The Bureau of Labor Statistics doesn't expect the U.S. to reach full employment until 2020, but yesterday, the Federal Reserve Bank of New York offered a more optimistic scenario where the unemployment rate drops to 5 percent by 2017. Time to break out the Prosecco? Well, not quite. There's good news and bad here.
First, a bit about how the Fed reached its conclusions. Most forecasters link job growth directly with gross domestic product, a relationship known as Okun's Law. The Fed's researchers chose not to. Instead, they measured the speed at which workers have been flowing in and out of the labor market, as well as the rate at which they're finding jobs. Then they modeled how those "inflows" and "outflows" could change, based on past recoveries. Finally, they plotted out what will happen if the current recovery lasts as long as any one of the economic expansions that followed the last three major recessions (They combine the back-to-back downturns of the early 1980s into one).
The good news: We could get awfully close to full employment within five or six years. The bad? We have to be really lucky. All of these scenarios assume that the economy doesn't backslide at all in the next three years. If it hits an iceberg by 2015, in their forecast, we get stuck at 6 percent unemployment, and then start shedding jobs from there.

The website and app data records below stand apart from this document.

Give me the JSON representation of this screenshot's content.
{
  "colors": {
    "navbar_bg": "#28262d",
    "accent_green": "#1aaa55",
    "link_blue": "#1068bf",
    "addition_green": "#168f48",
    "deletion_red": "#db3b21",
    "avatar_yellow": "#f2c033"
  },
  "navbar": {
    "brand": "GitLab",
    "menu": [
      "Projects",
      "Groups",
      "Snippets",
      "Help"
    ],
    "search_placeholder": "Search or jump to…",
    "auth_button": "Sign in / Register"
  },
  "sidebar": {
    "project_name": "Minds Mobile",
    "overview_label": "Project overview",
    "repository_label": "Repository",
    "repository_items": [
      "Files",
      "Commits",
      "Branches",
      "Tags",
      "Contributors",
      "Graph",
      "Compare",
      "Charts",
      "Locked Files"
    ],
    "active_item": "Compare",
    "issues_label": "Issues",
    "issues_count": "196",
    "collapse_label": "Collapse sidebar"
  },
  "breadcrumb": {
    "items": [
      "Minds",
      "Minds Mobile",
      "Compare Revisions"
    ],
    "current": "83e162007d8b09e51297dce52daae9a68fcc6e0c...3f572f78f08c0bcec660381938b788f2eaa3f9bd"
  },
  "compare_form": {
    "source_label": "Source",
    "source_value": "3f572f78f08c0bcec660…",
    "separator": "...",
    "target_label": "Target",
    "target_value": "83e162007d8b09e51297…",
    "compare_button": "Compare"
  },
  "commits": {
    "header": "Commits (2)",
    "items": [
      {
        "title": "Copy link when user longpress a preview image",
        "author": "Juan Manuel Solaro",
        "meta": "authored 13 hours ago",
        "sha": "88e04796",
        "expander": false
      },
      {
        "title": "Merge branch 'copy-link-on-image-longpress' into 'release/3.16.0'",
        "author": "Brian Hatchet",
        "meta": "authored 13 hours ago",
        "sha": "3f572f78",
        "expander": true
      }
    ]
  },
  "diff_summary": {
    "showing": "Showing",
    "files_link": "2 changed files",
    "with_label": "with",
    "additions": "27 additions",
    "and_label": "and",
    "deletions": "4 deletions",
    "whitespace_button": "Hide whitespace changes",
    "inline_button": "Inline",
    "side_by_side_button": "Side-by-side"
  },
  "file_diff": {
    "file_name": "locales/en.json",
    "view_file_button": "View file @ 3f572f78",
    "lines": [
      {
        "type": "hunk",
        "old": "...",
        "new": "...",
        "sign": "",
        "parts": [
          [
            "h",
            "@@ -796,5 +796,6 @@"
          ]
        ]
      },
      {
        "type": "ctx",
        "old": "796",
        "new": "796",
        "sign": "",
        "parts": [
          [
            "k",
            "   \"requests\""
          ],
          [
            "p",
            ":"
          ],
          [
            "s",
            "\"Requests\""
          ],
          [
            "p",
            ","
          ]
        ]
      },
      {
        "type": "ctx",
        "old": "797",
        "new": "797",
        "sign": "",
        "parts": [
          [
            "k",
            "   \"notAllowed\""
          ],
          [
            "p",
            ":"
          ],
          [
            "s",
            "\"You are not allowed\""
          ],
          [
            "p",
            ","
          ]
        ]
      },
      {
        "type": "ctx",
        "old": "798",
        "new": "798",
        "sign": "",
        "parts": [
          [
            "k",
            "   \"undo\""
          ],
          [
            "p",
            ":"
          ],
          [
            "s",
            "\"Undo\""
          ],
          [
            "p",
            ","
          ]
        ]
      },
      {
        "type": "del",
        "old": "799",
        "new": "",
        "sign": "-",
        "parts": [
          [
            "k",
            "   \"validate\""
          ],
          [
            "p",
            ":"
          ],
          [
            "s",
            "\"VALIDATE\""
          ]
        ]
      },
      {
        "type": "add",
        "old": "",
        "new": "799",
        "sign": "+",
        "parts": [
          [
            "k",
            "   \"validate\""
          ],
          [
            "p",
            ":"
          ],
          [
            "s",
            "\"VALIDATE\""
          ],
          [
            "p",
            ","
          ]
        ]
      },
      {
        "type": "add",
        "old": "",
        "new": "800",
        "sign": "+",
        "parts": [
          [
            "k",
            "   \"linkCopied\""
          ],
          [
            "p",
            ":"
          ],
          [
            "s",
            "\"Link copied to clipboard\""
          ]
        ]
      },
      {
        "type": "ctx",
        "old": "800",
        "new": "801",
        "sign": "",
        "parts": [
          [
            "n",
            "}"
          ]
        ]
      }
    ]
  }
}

So there's a conceivable way we get back below 5 percent unemployment before the start of the next decade. It will just take some patience, and some good fortune.>